YOUR GOAL:
Filter the records below down to lines containing "JSON".

------------------------------------

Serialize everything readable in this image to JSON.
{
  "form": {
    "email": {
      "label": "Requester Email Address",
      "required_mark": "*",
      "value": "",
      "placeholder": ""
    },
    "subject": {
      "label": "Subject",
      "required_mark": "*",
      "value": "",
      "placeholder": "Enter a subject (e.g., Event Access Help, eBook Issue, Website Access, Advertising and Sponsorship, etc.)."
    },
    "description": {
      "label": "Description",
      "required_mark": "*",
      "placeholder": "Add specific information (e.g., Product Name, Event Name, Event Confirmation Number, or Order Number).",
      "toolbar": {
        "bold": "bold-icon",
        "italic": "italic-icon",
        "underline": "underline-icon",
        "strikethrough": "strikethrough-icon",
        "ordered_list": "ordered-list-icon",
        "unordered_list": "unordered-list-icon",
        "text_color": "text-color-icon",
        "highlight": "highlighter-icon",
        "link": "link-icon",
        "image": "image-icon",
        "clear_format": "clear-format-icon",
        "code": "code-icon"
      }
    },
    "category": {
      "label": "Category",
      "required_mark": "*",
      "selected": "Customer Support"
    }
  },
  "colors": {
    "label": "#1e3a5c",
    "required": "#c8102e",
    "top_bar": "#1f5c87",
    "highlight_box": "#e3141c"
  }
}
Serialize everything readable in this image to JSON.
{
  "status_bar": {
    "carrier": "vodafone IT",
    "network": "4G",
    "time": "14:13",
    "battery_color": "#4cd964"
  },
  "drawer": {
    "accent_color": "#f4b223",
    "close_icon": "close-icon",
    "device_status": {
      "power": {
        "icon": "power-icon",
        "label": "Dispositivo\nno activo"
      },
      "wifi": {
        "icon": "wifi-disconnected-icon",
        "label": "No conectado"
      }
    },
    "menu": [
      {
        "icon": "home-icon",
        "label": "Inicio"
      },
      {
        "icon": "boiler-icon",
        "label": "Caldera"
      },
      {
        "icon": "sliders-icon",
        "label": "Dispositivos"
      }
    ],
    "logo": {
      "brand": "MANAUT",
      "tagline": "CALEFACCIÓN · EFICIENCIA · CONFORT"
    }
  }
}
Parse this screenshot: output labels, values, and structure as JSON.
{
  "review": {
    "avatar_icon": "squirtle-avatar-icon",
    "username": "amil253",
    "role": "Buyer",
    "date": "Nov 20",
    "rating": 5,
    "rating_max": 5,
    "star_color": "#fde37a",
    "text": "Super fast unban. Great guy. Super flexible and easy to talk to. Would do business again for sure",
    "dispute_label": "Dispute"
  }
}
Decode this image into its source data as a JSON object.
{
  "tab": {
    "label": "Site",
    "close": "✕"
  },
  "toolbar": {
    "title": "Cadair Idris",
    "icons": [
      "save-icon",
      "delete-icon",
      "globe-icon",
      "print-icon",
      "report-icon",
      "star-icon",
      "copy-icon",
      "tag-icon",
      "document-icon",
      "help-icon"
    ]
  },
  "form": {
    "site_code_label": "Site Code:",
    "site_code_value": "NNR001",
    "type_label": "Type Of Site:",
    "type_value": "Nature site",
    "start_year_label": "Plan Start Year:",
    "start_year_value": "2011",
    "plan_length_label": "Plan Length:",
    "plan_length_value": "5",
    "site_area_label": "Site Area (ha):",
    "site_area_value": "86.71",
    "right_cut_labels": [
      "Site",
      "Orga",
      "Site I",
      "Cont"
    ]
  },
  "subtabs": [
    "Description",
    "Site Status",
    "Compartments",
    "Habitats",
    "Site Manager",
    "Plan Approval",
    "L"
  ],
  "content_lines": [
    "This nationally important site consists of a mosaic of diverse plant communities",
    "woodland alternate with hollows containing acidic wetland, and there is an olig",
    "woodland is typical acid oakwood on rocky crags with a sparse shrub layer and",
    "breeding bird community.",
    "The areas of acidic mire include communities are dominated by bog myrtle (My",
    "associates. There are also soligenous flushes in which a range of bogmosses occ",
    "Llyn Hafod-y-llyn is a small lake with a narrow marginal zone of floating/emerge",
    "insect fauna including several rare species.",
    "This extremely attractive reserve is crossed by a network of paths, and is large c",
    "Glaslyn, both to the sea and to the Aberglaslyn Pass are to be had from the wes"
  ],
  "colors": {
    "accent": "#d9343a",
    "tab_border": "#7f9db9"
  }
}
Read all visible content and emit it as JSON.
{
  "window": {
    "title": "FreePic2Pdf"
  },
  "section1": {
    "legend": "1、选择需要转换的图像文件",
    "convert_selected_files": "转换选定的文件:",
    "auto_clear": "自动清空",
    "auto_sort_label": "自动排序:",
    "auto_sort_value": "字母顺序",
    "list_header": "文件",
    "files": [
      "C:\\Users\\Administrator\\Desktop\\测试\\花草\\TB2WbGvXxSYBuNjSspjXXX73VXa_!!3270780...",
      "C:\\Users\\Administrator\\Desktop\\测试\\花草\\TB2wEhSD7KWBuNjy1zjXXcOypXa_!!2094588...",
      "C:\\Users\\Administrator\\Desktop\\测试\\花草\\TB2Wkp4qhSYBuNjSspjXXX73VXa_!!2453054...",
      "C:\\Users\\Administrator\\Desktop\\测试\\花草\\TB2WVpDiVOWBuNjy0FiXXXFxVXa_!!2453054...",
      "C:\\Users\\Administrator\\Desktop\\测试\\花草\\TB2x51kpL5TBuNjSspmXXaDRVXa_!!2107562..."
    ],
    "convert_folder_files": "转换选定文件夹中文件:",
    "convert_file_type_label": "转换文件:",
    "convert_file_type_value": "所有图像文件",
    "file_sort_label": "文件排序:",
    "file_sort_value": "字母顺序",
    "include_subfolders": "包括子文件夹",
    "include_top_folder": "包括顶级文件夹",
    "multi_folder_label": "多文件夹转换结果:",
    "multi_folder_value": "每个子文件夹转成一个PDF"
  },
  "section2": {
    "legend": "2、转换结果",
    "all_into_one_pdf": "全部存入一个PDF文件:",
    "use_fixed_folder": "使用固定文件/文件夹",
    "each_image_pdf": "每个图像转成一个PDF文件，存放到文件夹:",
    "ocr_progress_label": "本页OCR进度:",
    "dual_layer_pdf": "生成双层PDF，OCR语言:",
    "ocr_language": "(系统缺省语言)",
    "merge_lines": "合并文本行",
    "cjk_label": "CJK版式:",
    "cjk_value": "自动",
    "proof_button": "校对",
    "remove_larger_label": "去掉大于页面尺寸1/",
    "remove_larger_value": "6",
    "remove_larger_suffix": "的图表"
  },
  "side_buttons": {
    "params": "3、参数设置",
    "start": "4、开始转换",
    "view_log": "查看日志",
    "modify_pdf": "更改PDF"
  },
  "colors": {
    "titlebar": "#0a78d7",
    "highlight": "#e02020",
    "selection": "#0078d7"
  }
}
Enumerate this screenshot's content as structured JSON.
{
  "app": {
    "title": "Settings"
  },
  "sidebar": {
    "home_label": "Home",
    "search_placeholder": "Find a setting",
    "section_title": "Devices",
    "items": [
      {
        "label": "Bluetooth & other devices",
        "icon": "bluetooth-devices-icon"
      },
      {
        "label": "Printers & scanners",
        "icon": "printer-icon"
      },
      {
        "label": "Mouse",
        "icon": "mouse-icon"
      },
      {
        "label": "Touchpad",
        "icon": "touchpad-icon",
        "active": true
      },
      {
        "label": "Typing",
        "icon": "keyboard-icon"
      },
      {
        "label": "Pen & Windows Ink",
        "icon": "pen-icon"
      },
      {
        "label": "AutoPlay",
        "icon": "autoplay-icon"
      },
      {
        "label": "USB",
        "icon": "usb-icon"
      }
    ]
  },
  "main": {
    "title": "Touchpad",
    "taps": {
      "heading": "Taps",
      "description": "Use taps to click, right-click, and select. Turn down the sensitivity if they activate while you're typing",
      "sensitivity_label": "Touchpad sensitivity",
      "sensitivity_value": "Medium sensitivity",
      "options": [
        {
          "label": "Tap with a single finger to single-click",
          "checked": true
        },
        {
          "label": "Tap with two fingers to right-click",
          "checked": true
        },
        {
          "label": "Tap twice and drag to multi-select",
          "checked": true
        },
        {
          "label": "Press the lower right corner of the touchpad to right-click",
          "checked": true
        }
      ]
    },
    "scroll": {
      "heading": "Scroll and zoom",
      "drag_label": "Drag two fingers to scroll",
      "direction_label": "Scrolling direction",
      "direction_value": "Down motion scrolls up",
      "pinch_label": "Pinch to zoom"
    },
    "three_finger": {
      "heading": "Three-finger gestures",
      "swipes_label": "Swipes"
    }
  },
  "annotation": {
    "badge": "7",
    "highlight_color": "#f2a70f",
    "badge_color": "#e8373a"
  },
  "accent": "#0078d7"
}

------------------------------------

SOLUTION TO THE PROBLEM:
Serialize everything readable in this image to JSON.
Serialize everything readable in this image to JSON.
Parse this screenshot: output labels, values, and structure as JSON.
Decode this image into its source data as a JSON object.
Read all visible content and emit it as JSON.
Enumerate this screenshot's content as structured JSON.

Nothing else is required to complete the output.